China’s state-run Global Times newspaper condemned Western human rights defenders Thursday for standing up against the sentencing of Pastor Wang Yi over founding the Early Rain Covenant Church without Communist Party consent.
Possessing religious faith without the approval of the Party, or practicing any religion not run by the Party, is a crime in China. Wang, a former legal scholar and human rights defender, founded what is believed to be one of the largest “illegal” Christian churches in the country, believed to boast a membership of over 400 people. Chinese police raided the Early Rain Covenant Church in Chengdu in December 2018 and arrested hundreds of people.
Last week, a Chengdu court sentenced Wang to nine years in prison for “inciting subversion” and running an illegal “business,” triggering widespread condemnation.
The Global Times argued that Wang was not a true Christian but an agitator “brainwashed by Western values.”
“It is easy to tell that Wang is not an ordinary pastor through the coverage of Western media without extra information.
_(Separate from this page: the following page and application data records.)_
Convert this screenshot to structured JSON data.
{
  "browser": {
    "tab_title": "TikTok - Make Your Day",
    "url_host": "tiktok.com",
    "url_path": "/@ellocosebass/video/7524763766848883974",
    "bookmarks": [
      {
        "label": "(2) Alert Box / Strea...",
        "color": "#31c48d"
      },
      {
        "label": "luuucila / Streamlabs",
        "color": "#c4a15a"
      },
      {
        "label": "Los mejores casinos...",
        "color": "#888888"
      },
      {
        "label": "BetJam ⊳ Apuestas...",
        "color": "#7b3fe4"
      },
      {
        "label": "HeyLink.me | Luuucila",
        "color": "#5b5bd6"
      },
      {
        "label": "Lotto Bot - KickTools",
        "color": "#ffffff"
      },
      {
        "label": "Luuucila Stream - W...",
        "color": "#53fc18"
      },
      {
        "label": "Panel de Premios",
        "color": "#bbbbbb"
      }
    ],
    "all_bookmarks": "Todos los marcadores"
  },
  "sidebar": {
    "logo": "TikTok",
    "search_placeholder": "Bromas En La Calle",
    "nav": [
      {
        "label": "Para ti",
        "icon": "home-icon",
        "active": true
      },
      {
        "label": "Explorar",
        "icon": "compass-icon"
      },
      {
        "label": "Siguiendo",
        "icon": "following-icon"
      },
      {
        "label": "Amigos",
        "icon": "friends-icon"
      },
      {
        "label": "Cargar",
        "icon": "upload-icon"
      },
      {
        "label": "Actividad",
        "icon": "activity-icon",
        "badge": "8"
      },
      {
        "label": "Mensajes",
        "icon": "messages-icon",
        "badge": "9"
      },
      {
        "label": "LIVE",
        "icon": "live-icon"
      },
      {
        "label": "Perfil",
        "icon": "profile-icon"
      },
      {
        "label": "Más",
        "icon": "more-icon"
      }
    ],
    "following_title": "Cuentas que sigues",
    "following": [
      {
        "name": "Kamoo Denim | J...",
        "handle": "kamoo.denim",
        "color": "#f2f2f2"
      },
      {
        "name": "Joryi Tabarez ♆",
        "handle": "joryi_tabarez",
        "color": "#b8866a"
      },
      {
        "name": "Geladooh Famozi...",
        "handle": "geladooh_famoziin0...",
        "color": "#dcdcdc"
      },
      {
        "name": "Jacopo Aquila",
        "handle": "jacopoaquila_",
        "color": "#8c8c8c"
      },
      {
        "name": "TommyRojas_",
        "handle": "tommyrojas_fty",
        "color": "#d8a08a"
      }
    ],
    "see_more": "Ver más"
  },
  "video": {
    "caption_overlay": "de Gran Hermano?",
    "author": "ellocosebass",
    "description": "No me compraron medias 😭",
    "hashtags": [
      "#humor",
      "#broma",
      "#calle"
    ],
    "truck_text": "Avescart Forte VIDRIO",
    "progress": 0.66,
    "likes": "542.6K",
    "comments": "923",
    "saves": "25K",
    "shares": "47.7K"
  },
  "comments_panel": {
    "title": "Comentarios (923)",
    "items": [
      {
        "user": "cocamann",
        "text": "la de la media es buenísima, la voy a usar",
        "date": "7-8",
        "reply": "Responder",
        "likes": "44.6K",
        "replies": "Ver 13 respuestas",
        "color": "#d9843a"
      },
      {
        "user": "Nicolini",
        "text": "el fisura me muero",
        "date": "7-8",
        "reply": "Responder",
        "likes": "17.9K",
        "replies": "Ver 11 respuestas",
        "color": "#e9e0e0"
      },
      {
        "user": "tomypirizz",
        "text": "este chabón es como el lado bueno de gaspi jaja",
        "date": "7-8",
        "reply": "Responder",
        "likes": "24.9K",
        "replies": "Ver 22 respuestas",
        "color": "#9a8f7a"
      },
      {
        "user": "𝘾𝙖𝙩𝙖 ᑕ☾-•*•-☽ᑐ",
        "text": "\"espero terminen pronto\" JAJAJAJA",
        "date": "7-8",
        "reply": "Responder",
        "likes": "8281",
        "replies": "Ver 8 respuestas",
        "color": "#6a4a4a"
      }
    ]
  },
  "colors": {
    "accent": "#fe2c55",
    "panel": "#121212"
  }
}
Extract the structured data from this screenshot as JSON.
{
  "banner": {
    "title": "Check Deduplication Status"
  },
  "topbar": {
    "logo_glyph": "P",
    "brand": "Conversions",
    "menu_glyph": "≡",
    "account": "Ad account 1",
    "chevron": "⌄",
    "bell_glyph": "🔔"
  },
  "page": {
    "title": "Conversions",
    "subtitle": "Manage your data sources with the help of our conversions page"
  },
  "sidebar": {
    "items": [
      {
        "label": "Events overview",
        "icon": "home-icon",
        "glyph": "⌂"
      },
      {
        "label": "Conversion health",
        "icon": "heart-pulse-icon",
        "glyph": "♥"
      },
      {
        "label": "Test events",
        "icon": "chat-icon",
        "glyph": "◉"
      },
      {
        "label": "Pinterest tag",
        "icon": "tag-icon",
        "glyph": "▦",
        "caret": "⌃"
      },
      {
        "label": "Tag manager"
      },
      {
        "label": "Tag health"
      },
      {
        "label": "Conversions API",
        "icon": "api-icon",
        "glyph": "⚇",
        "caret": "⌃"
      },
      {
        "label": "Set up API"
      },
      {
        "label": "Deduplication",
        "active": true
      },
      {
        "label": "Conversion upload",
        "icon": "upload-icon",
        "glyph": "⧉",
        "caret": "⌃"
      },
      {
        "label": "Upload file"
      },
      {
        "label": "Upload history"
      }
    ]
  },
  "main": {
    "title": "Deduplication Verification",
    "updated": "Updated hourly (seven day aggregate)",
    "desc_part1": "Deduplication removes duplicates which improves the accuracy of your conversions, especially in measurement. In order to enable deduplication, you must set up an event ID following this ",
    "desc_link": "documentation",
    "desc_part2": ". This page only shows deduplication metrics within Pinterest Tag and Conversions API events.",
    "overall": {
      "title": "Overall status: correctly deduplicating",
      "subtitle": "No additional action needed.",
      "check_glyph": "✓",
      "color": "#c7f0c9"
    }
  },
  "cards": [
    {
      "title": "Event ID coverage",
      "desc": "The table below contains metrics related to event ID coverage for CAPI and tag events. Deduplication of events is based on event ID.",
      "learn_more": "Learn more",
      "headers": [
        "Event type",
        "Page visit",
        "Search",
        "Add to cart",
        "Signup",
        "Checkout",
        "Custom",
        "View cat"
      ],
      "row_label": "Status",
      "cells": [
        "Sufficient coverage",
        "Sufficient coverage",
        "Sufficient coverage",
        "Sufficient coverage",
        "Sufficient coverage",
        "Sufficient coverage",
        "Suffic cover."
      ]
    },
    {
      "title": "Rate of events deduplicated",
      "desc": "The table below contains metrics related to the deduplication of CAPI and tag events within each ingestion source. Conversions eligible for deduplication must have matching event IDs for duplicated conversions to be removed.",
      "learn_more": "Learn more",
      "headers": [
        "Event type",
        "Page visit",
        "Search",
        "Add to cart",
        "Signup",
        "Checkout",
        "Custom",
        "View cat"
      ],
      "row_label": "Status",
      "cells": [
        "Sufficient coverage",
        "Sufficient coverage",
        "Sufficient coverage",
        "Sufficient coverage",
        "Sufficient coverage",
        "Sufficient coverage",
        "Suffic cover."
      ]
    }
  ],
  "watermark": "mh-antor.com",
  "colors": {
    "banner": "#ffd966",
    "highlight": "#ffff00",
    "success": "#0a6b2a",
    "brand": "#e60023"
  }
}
Westerners praised him as a dissident and rights activist,” the Times alleged. “However, what Wang did in China not only includes founding an illegal church, but also using it to cover up his anti-government activities.”
“Objectively speaking, ordinary Chinese people can understand what Wang did is against the law. It seems that Wang is a bit conceited, or maybe he has already prepared to face the law,” the newspaper continued, arguing that faithful Chinese communists have no problem with repressing religious practices that do not benefit the Party. “There are some dissidents in China who are brainwashed by Western values. They do not accept China’s political and legal systems at all.”
The Global Times then claimed that Wang’s arrest and sentencing would occur in the United States if he had been “continuously instigating people to confront the U.S. Constitution by words and actions.” In the United States, the quality of the provisions of the Constitution and how to improve upon it are matters of constant, legal public debate. Public outrage against the Constitution’s Eighteenth Amendment banning alcohol resulted in the Twenty-First Amendment repealing it. Currently, many on the American left regularly call for the overturning of the Constitution’s Second Amendment, which grants Americans the right to bear arms. China bans all private ownership of firearms.
The newspaper also claimed that, “as is known to all, freedom of religious belief is fully guaranteed in China.” This claim is false. Only five religions are “legal” in China: Buddhism, Islam, Taoism, Catholicism, and “Christianity.” These religions may only be practiced under clergy chosen and approved of by the Party. The Communist Party runs its own Catholic Church separate from the Vatican and all other Christianity under the Three-Self Patriotic Church, which does not teach Christianity but promotes the interests of the Party. Christians like Pastor Wang, who wish to legitimately worship Jesus Christ, must do so outside of the safety of Chinese communist law.
The Global Times goes on to accept this. “[J]ust like the two sides of a coin, freedom of religious belief and religious activities must be conducted in accordance with Chinese law,” it asserted. “Any establishment of religious group [sic] in China needs to be authorized and religious organizations cannot engage in political activities prohibited in the secular world. Those who end up in prison are the ones who break the law.”
In late 2018, as Early Rain Covenant Church congregants prepared for Advent and Christmas, Chinese officials shut down the social media accounts of known Christians who worshipped with the church to keep the from communicating with each other before violently raiding the church.
According to the Christian advocacy organization China Aid, church elder Li Yingqiang managed to post a letter on Facebook warning of the impending crackdown before his arrest, reading in a statement attributed to the Apostle Peter, “Dear friends, do not be surprised at the fiery ordeal that has come on you to test you, as though something strange were happening to you. But rejoice inasmuch as you participate in the sufferings of Christ, so that you may be overjoyed when his glory is revealed.”
On Monday, the Chengdu court trying Wang announced that he was “inciting subversion of state power” and that he would face nine years in prison, a $7,000 fine, and lose his “political rights” for three years. Another 53 members of the church faced similar charges of inciting subversion.
The U.S. State Department condemned the court’s decision.
“We are alarmed that Pastor Wang Yi, leader of the Early Rain Covenant Church in Chengdu, was tried in secret and sentenced to nine years in prison in connection to his peaceful advocacy for religious freedom,” spokesperson Morgan Ortagus said in a published statement. “We call for his immediate and unconditional release.”
“This is yet another example of Beijing’s intensification of repression of Chinese Christians and members of other religious groups,” the statement concluded. “We continue to call on Beijing to uphold its international commitments and promises made in its own constitution to promote religious freedom for all individuals, including members of ethnic and religious minorities and those who worship outside of official state-sanctioned institutions.”